So why highlight Maymon over Stokes, when Stokes is putting up gaudier numbers? Exactly for that reason. When March Madness comes around, the purity of the game is bandied about like a highlighter in a textbook, but it often seems to boil down to statistics, which is lame. Maymon and Stokes are two parts of the same package, and while Stokes will (rightfully) get many accolades for his 18 board performance, it’s the twin-tower effect of the 6’8?, 260 pound forwards that really make Tennessee go.

Like Maymon told, “We’re supposed to be here. We got one of the best teams in the nation. We just come out and play like it. We’re one of 16 still standing.” Indeed.


Source: A Train via Flickr

Source: A Train via Flickr

5. Julius Randle — Kentucky — Forward

Louisville vs. Kentucky, March 28th, 9:45 p.m.

At the beginning of the 2014 NCAA season, Power Forward Julius Randle was considered a surefire top four pick in the NBA draft, and it made sense. The phrase “like a man among boys” gets thrown around a lot in the NCAA, where maxed out amateurs and future professionals routinely meet in the gametime crossroads, but few players have ever made it ring as true as Randle’s early season exploits.

While questions arose about his future NBA success — Randle’s college game has been based on overpowering his matchup — it’s not clear how well he’ll fare in the NBA against bigger, stronger opponents. It’s worth pointing out that Randle is the only player of his caliber (we’re talking draft stock, here) to still be playing in the tournament after Duke and Kansas were eliminated in the first and second round, respectively. With Kentucky, who started the year as the No. 1 ranked team in the preseason before battling heavy expectations against mixed results while coming up W’s in what has been the must-see game of the tournament so far (a win against the Wichita State Shockers), they look to prove that the hype was real against defending champions — Louisville.

6. DeAndre Kane –– Iowa State — Guard

Iowa State vs. UConn, March 28th, 7:28 p.m.

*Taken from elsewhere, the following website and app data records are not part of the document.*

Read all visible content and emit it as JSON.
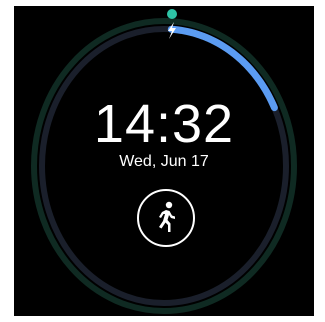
{
  "watch_face": {
    "time": "14:32",
    "date": "Wed, Jun 17",
    "battery_level": 0.18,
    "colors": {
      "background": "#000000",
      "text": "#ffffff",
      "battery_arc": "#5b9cf2",
      "outer_ring": "#0f2a22",
      "inner_ring": "#1a1f2b",
      "indicator_dot": "#2ec4a6"
    },
    "icons": {
      "charging": "lightning-bolt-icon",
      "activity": "running-person-icon"
    }
  }
}
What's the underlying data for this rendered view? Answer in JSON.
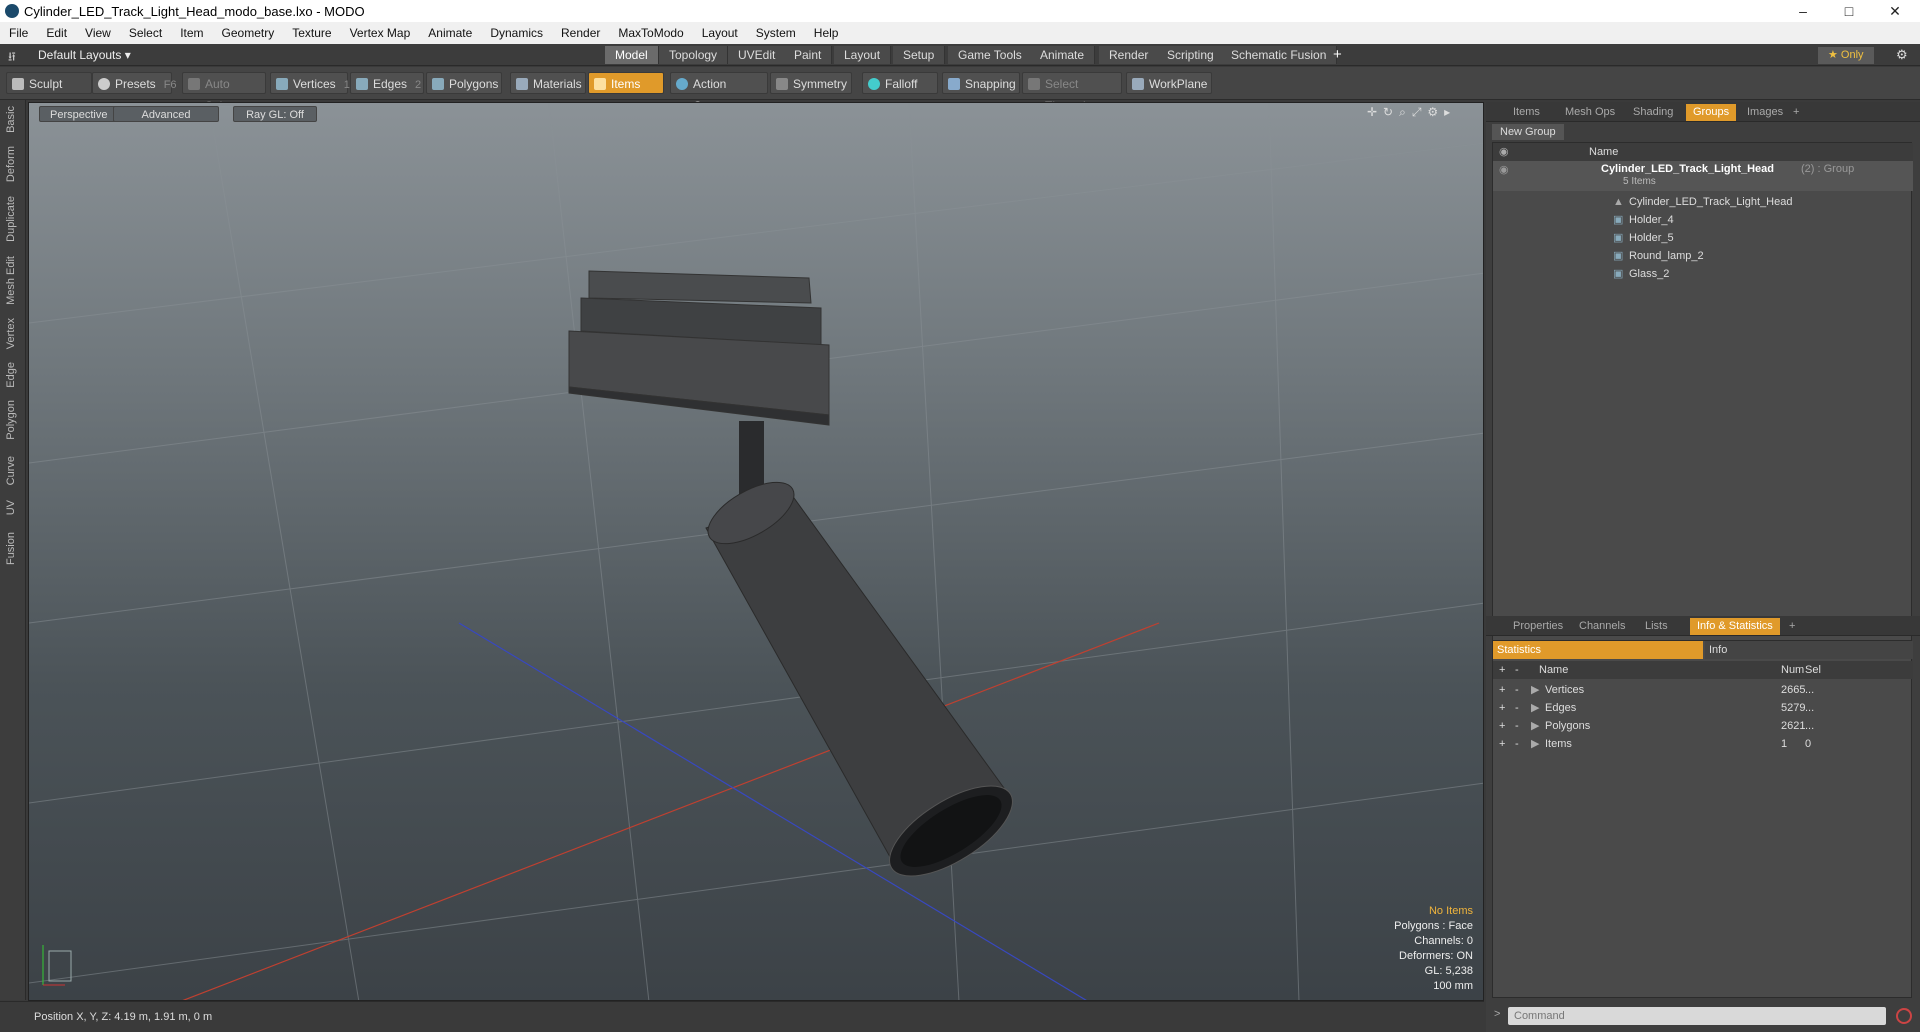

DeAndre Kane is the golden child of Iowa State’s NCAA Run. He’s played awesomely all tournament, from buzzer-beaters to leading an improbable comeback against UNC. He’s also a 24-year-old senior — a far cry from the one-and-dones who usually fill up Google searches and Twitter feeds. Kane, who graduated from Marshall with a degree in business before playing for Iowa State, is not slated to be drafted particularly high, if at all. In a league where youth and upside are coveted, a point guard that’s older than James Harden isn’t exactly a desired commodity.

But Kane has been through a lot in his life (USA Today has an excellent feature on him) and, if ever there was a storybook ending to March Madness that deserved telling, it would be the Cyclones making it all the way to the Final Four for the first time since 1944.